KARACHI: Stocks were hammered on Friday as the KSE-100 index plunged over 950 points in intra-day trading, slipping below the 37,500 mark. It closed the day in the red with some recovery.
Market participants reacted to a sharp dip in the foreign currency reserves held by the central bank, which slipped another $101 million and settled at $8.3 billion. The foreign exchange reserves have been on a downward path for seven successive weeks.
The KSE-100 index remained on a downward trajectory from the moment trading began as selling pressure mounted. At close, the benchmark KSE 100-share Index recorded a decrease of 880.37 points or 2.29% to settle at 37,517.93.
Commenting on the situation, Arif Habib Limited Head of Research Saad bin Ahmed told The Express Tribune, “Foreign selling on specific counters is of course a leading reason behind the current downturn.”
Besides, local financial institutions were also seen offloading part of their holdings across the board.
He revealed that heavy selling by foreign and local institutions was mainly in auto, bank and cement stocks. “They are in the phase of readjusting their portfolios in the wake of Pakistan’s negative economic outlook for two years,” Ahmed added.
In an earlier development, Pakistan has formally approached the International Monetary Fund (IMF) for a bailout. IMF Managing Director Christine Lagarde announced on Thursday that she would send a mission to Pakistan for bailout negotiations amid emphasis on full disclosure of the debt Pakistan had acquired including from China.

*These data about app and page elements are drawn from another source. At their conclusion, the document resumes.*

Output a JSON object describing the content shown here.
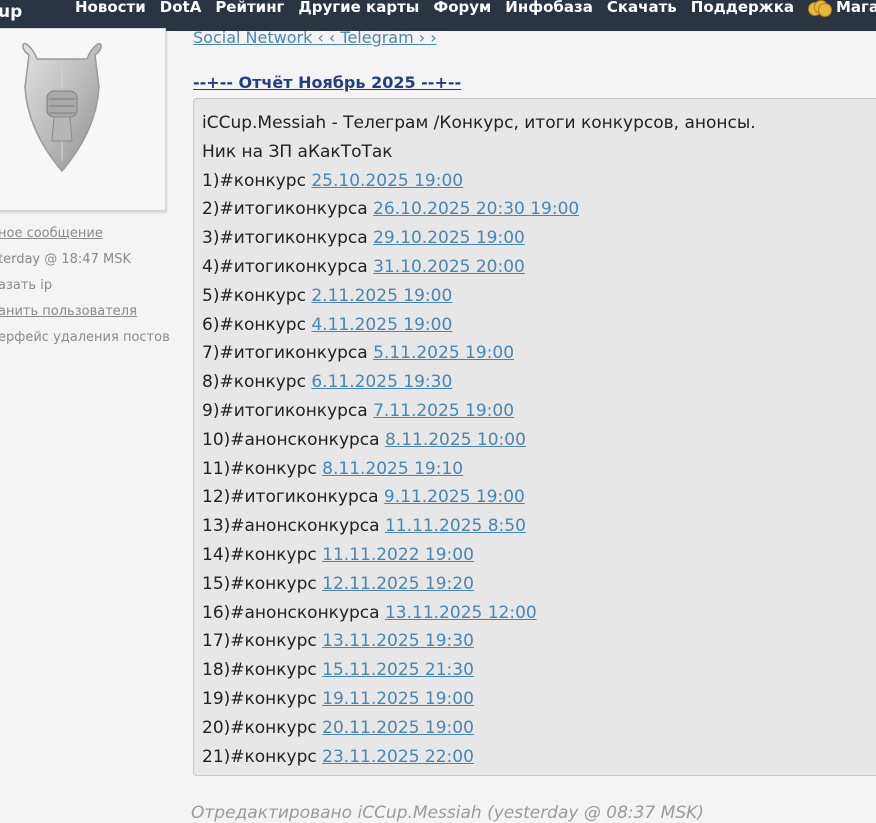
{
  "nav": {
    "logo": "up",
    "items": [
      "Новости",
      "DotA",
      "Рейтинг",
      "Другие карты",
      "Форум",
      "Инфобаза",
      "Скачать",
      "Поддержка"
    ],
    "shop_label": "Магазин"
  },
  "sidebar": {
    "links": [
      "ное сообщение",
      "terday @ 18:47 MSK",
      "азать ip",
      "анить пользователя",
      "ерфейс удаления постов"
    ]
  },
  "post": {
    "social_link": "Social Network ‹ ‹ Telegram › ›",
    "report_title": "--+-- Отчёт Ноябрь 2025 --+--",
    "header_lines": [
      "iCCup.Messiah - Телеграм /Конкурс, итоги конкурсов, анонсы.",
      "Ник на ЗП аКакТоТак"
    ],
    "entries": [
      {
        "prefix": "1)#конкурс ",
        "date": "25.10.2025 19:00"
      },
      {
        "prefix": "2)#итогиконкурса ",
        "date": "26.10.2025 20:30 19:00"
      },
      {
        "prefix": "3)#итогиконкурса ",
        "date": "29.10.2025 19:00"
      },
      {
        "prefix": "4)#итогиконкурса ",
        "date": "31.10.2025 20:00"
      },
      {
        "prefix": "5)#конкурс ",
        "date": "2.11.2025 19:00"
      },
      {
        "prefix": "6)#конкурс ",
        "date": "4.11.2025 19:00"
      },
      {
        "prefix": "7)#итогиконкурса ",
        "date": "5.11.2025 19:00"
      },
      {
        "prefix": "8)#конкурс ",
        "date": "6.11.2025 19:30"
      },
      {
        "prefix": "9)#итогиконкурса ",
        "date": "7.11.2025 19:00"
      },
      {
        "prefix": "10)#анонсконкурса ",
        "date": "8.11.2025 10:00"
      },
      {
        "prefix": "11)#конкурс ",
        "date": "8.11.2025 19:10"
      },
      {
        "prefix": "12)#итогиконкурса ",
        "date": "9.11.2025 19:00"
      },
      {
        "prefix": "13)#анонсконкурса ",
        "date": "11.11.2025 8:50"
      },
      {
        "prefix": "14)#конкурс ",
        "date": "11.11.2022 19:00"
      },
      {
        "prefix": "15)#конкурс ",
        "date": "12.11.2025 19:20"
      },
      {
        "prefix": "16)#анонсконкурса ",
        "date": "13.11.2025 12:00"
      },
      {
        "prefix": "17)#конкурс ",
        "date": "13.11.2025 19:30"
      },
      {
        "prefix": "18)#конкурс ",
        "date": "15.11.2025 21:30"
      },
      {
        "prefix": "19)#конкурс ",
        "date": "19.11.2025 19:00"
      },
      {
        "prefix": "20)#конкурс ",
        "date": "20.11.2025 19:00"
      },
      {
        "prefix": "21)#конкурс ",
        "date": "23.11.2025 22:00"
      }
    ],
    "edited_note": "Отредактировано iCCup.Messiah (yesterday @ 08:37 MSK)"
  }
}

The analyst pointed out, “Everyone is foreseeing a rebound in the market any moment. But at the same time, everyone is selling as well to repurchase stocks at lower levels.”
There was confusion about the size of IMF bailout Pakistan was seeking. Earlier, there was talk that Pakistan would apply for a $8-12 billion bailout. Now, market talk suggests the package would be around $6-7 billion.
“If Pakistan receives a low amount, the problem of current account balance may remain in place over the medium term,” the analyst said.
JS Global analyst Danish Ladhani said the index came under pressure after street talk suggested that major heavyweights like Lucky Cement, United Bank and Habib Bank could be removed from the MSCI large-cap index in the upcoming semi-annual review on November 13.
It took a toll on the benchmark index, pushing it near the 37,500-point level.
Top heavyweights Habib Bank (-1.88%), Oil and Gas Development Company (-1.82%), Engro (-3.46%), Pakistan Petroleum (-2.10%), MCB Bank (-3.01%), Pakistan Oilfields (-2.87%), United Bank (-1.90%), Fauji Fertiliser (-2.92%) and Lucky Cement (-5%) cumulatively took away 410 points from the index.
DG Khan Cement (-4.64%) and Maple Leaf Cement (-4.65%) closed near their lower price limits.
“Pressure was also seen in the financial sector where HBL (-1.88%), MCB Bank (-3.01%) and UBL (-1.90%) were the major laggards,” the analyst said.
Searl (-2.12%) in the pharma sector announced its FY18 results where the company reported consolidated earnings per share of Rs14.55 with a cash payout of Rs5 and bonus of 15%.
In the exploration and production sector, Pakistan Oilfields (-2.87%) announced first-quarter consolidated earnings per share of Rs12.57 with no cash payout. Attock Refinery (-0.99%) reported loss per share of Rs1.97 with no dividend.
“Moving forward, we expect investor’s sentiment to remain choppy. Therefore, the KSE-100 will remain under pressure along with selling pressure from foreign investors,” Ladhani added.
Overall, trading volumes increased to 135.4 million shares compared with Thursday’s tally of 134.6 million. The value of shares traded during the day was Rs5.5 billion.
Shares of 363 companies were traded. At the end of the day, 60 stocks closed higher, 288 declined and 15 remained unchanged.
TRG Pakistan was the volume leader with 10 million shares, losing Rs1.18 to close at Rs22.54. It was followed by K-Electric with 8.9 million shares, gaining Rs0.10 to close at Rs5.21 and Engro Polymer with 8.7 million shares, losing Rs0.75 to close at Rs29.36.
Foreign institutional investors were net sellers of Rs76.2 million worth of shares during the trading session, according to data compiled by the National Clearing Company of Pakistan.